In a large and expensive rental market like Boston, roommates are often a necessity. It’s been said that choosing a roommate is like having a blind date for a year. If things go south then you’re in for 12 months of roommate hell. Or you could wind up with a great new best friend.
Here’s some tips on finding a good roommate, so your experience will be the latter instead of the former.
1. Decide on how many roommates you want / need
Can you afford for you and your roommate to each have your own bedroom and bathroom or do you need to share?
Do you need a third person to help out with rent but can only afford a two-bedroom rental?
2. Occupation and income
It’s not rude to ask a potential roommate if they will be able to afford the rent. After all they’ll have to prove it to the landlord, who will want to see verification of income that is three times the amount of your monthly rent.
Do they have a stable job or does their income fluctuate? If their income fluctuates, do they have a savings cushion or are you going to come home from work one day to discover that they sold the TV in order to pay rent.
3. What part of Boston do you want to live in?
From Somerville to Southie and Charlestown to Quincy, every neighborhood in Boston has its advantages and drawbacks. If you and a friend know you want to be roommates and they want a quiet neighborhood but you want to live next to Fenway, then someone is going to have to compromise.
4. Ask your friends
Sometimes living with a friend is the easiest way to kill a friendship. While a particular friend may not be good roommate material, they may know someone else who is.
Before you hit Craigslist or newspaper ads, ask your friends and family if they know anyone else looking for a roommate. Since they know you and the other person they can give you feedback on whether or not you’ll be compatible.
Since we mentioned Craigslist, be careful of online scams regarding potential roommates. Be wary of anyone wanting you to cash checks and send a portion of the money back to them, especially if they are outside the U.S.
The biggest crux in finding a good roommate is finding a person whose personality, schedule, habits, and style are compatible with yours.
Is your potential roommate a night owl or an early bird? Neat freak or pigpen? Do they like the thermostat set at a certain temperature? Do they like to be the life of the party and bring the party home with them?
Do they have sensitivities to fragrances or have allergies? How do they feel about house guests? Do they (or you) have a romantic partner that will become a de facto roommate?
6. What expectations does the potential roommate have of you?
Before you sign a lease, it’s best to have a couple face-to-face meetings (or one at the very least) with your potential roommate. If you have just one meeting, you may have caught them on a bad day, or they may have said only what they thought you wanted to hear.

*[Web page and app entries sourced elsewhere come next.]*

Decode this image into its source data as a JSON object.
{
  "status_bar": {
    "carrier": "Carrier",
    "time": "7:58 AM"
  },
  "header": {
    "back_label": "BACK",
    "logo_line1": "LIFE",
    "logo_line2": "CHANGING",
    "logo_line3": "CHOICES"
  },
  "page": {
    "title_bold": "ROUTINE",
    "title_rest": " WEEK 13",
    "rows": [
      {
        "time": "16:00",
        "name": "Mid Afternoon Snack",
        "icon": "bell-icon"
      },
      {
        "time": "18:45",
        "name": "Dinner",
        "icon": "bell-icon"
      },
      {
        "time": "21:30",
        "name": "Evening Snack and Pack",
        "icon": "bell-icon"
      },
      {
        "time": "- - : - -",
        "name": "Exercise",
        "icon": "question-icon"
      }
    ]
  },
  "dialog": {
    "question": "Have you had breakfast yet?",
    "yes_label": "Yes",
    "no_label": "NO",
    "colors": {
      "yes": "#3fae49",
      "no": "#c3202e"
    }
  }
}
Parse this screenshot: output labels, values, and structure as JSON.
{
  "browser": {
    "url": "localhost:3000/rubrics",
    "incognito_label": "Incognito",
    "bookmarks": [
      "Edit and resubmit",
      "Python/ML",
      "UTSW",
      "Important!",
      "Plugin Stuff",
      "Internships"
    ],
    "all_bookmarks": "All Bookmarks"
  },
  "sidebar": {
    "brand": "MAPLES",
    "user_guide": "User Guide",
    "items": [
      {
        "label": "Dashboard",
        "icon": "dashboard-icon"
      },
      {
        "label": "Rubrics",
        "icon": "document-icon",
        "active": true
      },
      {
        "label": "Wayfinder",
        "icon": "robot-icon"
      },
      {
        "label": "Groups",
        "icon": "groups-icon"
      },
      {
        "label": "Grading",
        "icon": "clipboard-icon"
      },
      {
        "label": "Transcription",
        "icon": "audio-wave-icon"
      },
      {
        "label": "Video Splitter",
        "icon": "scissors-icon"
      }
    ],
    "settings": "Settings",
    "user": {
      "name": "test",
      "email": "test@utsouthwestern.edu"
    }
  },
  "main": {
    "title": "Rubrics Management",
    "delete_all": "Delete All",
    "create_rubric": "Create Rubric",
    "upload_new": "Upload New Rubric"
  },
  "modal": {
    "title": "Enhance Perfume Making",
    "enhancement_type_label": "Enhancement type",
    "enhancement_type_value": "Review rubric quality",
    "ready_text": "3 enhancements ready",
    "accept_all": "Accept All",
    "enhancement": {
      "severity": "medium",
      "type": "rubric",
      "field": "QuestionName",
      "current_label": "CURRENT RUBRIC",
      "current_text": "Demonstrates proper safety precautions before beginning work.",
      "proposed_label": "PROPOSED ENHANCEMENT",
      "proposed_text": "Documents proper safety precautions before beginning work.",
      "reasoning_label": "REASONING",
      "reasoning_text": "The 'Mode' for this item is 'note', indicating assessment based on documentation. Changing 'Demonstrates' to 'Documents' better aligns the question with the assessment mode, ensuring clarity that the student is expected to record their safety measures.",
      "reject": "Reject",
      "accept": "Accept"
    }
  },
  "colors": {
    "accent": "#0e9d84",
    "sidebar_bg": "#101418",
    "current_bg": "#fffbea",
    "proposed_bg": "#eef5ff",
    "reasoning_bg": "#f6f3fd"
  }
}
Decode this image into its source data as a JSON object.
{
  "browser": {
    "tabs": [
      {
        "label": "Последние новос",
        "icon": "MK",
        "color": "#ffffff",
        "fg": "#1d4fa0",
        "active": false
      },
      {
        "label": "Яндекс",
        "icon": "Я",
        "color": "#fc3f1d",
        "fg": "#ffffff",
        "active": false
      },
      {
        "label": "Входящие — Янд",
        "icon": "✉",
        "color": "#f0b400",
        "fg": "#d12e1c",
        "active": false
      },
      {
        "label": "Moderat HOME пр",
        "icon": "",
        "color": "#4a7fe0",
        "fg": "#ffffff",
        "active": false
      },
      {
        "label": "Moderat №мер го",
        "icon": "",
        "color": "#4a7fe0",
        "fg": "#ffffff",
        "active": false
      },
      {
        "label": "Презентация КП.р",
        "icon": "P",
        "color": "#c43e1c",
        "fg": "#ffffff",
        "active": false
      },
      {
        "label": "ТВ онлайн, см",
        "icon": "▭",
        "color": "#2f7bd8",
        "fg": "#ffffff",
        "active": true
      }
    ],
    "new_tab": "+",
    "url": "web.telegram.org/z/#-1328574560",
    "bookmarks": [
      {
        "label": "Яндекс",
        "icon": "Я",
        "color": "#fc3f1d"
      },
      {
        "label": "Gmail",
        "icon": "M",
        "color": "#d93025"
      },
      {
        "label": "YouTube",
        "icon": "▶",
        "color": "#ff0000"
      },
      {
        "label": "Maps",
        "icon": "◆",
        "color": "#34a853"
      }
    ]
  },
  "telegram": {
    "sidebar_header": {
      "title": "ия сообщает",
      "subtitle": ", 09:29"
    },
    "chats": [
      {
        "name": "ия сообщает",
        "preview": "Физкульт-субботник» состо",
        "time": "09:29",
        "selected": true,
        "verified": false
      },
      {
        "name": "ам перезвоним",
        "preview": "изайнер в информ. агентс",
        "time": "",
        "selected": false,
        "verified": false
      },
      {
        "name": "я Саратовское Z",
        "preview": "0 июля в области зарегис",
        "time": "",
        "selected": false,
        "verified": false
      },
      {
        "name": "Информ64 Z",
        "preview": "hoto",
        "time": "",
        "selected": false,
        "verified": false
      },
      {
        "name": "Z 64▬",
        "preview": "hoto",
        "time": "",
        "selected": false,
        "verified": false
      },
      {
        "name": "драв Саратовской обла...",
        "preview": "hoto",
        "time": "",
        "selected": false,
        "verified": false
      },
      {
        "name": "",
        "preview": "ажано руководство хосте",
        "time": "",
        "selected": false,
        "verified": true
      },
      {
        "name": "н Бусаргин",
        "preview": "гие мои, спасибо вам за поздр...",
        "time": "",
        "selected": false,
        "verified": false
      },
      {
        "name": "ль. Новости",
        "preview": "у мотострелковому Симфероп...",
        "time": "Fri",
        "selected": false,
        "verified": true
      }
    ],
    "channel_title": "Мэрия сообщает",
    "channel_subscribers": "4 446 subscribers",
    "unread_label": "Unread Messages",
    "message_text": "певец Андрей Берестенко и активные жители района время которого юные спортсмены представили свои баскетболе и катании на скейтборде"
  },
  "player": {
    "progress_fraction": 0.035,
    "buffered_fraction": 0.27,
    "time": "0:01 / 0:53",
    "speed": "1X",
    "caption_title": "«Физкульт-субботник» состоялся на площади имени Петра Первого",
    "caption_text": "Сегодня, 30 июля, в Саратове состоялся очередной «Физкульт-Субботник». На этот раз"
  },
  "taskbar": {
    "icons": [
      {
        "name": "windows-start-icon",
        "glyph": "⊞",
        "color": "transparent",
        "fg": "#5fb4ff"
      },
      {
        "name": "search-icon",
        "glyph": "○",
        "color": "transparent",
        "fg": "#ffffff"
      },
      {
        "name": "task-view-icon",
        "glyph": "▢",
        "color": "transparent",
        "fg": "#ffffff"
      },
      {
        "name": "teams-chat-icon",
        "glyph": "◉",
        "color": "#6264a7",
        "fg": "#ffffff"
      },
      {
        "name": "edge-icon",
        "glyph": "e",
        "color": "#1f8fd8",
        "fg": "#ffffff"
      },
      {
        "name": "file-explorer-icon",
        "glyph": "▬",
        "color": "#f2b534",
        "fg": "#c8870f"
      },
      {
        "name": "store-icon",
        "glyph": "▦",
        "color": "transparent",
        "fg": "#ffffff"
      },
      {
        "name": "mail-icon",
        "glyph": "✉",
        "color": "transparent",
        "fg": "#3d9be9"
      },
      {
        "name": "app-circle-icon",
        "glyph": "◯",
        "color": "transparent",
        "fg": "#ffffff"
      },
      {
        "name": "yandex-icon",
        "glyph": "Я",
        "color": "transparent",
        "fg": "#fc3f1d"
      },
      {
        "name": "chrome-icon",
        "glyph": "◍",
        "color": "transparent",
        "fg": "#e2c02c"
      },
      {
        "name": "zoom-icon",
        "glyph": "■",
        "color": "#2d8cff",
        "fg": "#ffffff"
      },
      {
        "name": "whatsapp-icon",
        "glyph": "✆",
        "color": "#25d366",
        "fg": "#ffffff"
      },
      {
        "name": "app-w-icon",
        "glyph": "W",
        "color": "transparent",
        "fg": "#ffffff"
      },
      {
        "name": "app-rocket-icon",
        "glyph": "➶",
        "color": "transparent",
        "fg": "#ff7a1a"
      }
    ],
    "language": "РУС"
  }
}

Are they looking for a friend or someone who will basically be gone all the time? Make sure both your expectations match.
7. Set ground rules
While you don’t need to go to extremes with a written roommate agreement like Sheldon on the TV show Big Bang Theory, it’s a good idea to establish some ground rules when you move in with someone you don’t know that well.
Spelling out whether groceries are communal or separate, how often house guests can stay over, and who is responsible for various cleaning chores will go a long way towards maintaining harmony and minimizing resentment.